Historians generally feel that the beginning of the Holocaust was the date that Adolf Hitler was appointed chancellor of Germany (January 30, 1933). This is a compelling argument because much of the reason for the Nazi party's success was its propaganda against the communists and the Jews even before their ascendancy. The Germans were very desperate for a leader that could solve the economic hardships, particularly unemployment and inflation. The state of desperation the Germans were facing allowed them to be convinced that the Jews were the root of all of their problems. There also was an element of fear in opposing the viewpoints of the Nazis.

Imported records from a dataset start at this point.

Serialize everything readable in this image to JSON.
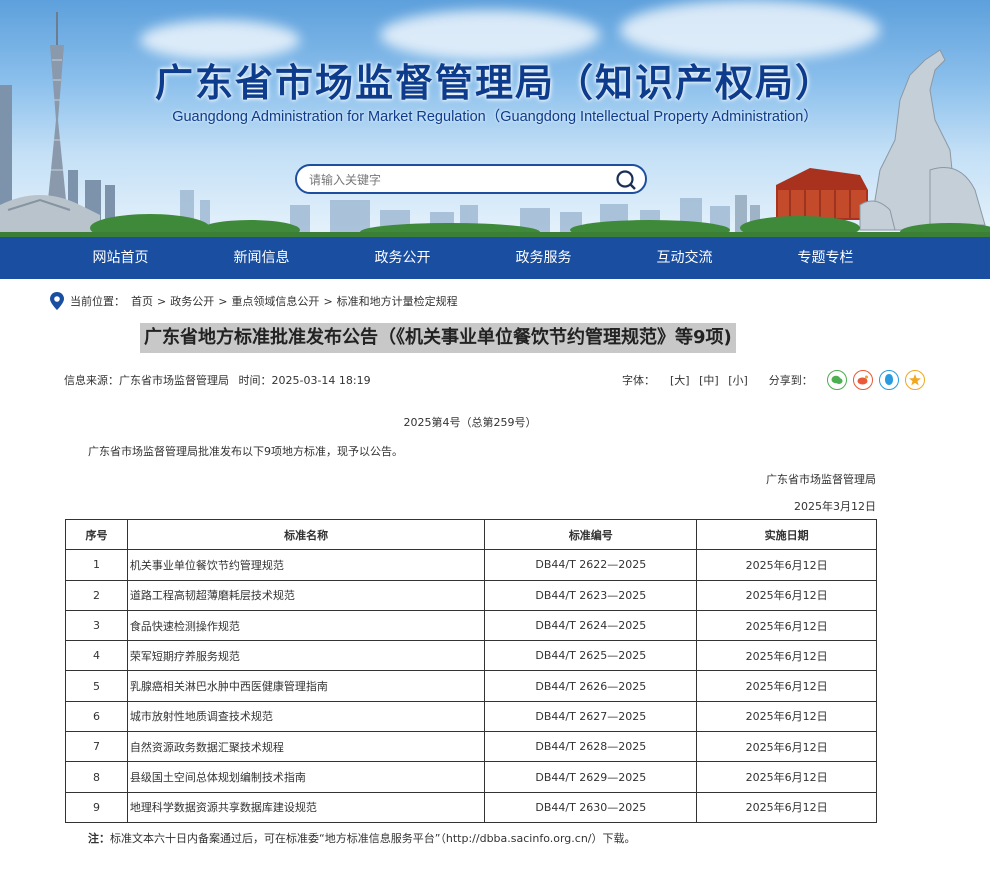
{
  "header": {
    "title_cn": "广东省市场监督管理局（知识产权局）",
    "title_en": "Guangdong Administration for Market Regulation（Guangdong Intellectual Property Administration）",
    "search_placeholder": "请输入关键字"
  },
  "nav": [
    "网站首页",
    "新闻信息",
    "政务公开",
    "政务服务",
    "互动交流",
    "专题专栏"
  ],
  "breadcrumb": {
    "label": "当前位置：",
    "items": [
      "首页",
      "政务公开",
      "重点领域信息公开",
      "标准和地方计量检定规程"
    ],
    "separator": ">"
  },
  "article": {
    "title": "广东省地方标准批准发布公告（《机关事业单位餐饮节约管理规范》等9项)",
    "source_label": "信息来源：",
    "source": "广东省市场监督管理局",
    "time_label": "时间：",
    "time": "2025-03-14 18:19",
    "font_label": "字体：",
    "font_sizes": [
      "[大]",
      "[中]",
      "[小]"
    ],
    "share_label": "分享到：",
    "doc_number": "2025第4号（总第259号）",
    "intro": "广东省市场监督管理局批准发布以下9项地方标准，现予以公告。",
    "signer": "广东省市场监督管理局",
    "sign_date": "2025年3月12日"
  },
  "table": {
    "headers": [
      "序号",
      "标准名称",
      "标准编号",
      "实施日期"
    ],
    "rows": [
      [
        "1",
        "机关事业单位餐饮节约管理规范",
        "DB44/T 2622—2025",
        "2025年6月12日"
      ],
      [
        "2",
        "道路工程高韧超薄磨耗层技术规范",
        "DB44/T 2623—2025",
        "2025年6月12日"
      ],
      [
        "3",
        "食品快速检测操作规范",
        "DB44/T 2624—2025",
        "2025年6月12日"
      ],
      [
        "4",
        "荣军短期疗养服务规范",
        "DB44/T 2625—2025",
        "2025年6月12日"
      ],
      [
        "5",
        "乳腺癌相关淋巴水肿中西医健康管理指南",
        "DB44/T 2626—2025",
        "2025年6月12日"
      ],
      [
        "6",
        "城市放射性地质调查技术规范",
        "DB44/T 2627—2025",
        "2025年6月12日"
      ],
      [
        "7",
        "自然资源政务数据汇聚技术规程",
        "DB44/T 2628—2025",
        "2025年6月12日"
      ],
      [
        "8",
        "县级国土空间总体规划编制技术指南",
        "DB44/T 2629—2025",
        "2025年6月12日"
      ],
      [
        "9",
        "地理科学数据资源共享数据库建设规范",
        "DB44/T 2630—2025",
        "2025年6月12日"
      ]
    ]
  },
  "note": {
    "label": "注：",
    "text": "标准文本六十日内备案通过后，可在标准委“地方标准信息服务平台”（http://dbba.sacinfo.org.cn/）下载。"
  },
  "colors": {
    "nav_bg": "#1a4ea0",
    "title_color": "#0d3c8c",
    "title_highlight": "#c8c8c8"
  }
}
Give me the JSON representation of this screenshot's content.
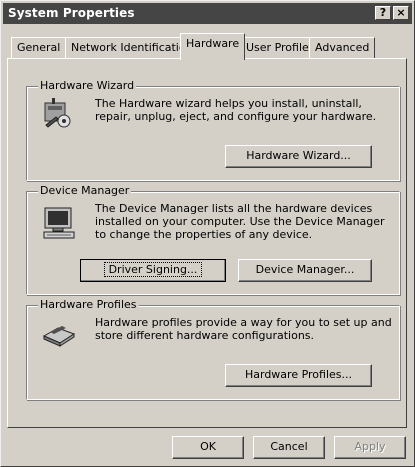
{
  "window": {
    "title": "System Properties",
    "help_glyph": "?",
    "close_glyph": "×"
  },
  "tabs": [
    {
      "label": "General"
    },
    {
      "label": "Network Identification"
    },
    {
      "label": "Hardware"
    },
    {
      "label": "User Profiles"
    },
    {
      "label": "Advanced"
    }
  ],
  "hardware_wizard": {
    "legend": "Hardware Wizard",
    "description": "The Hardware wizard helps you install, uninstall, repair, unplug, eject, and configure your hardware.",
    "button": "Hardware Wizard..."
  },
  "device_manager": {
    "legend": "Device Manager",
    "description": "The Device Manager lists all the hardware devices installed on your computer. Use the Device Manager to change the properties of any device.",
    "driver_signing_button": "Driver Signing...",
    "device_manager_button": "Device Manager..."
  },
  "hardware_profiles": {
    "legend": "Hardware Profiles",
    "description": "Hardware profiles provide a way for you to set up and store different hardware configurations.",
    "button": "Hardware Profiles..."
  },
  "footer": {
    "ok": "OK",
    "cancel": "Cancel",
    "apply": "Apply"
  }
}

Hitler was able to turn the propaganda into law in September of 1935 with the Nuremberg Laws. This anti-Jewish legislation established a firm legal ground on which to persecute the Jews in Germany.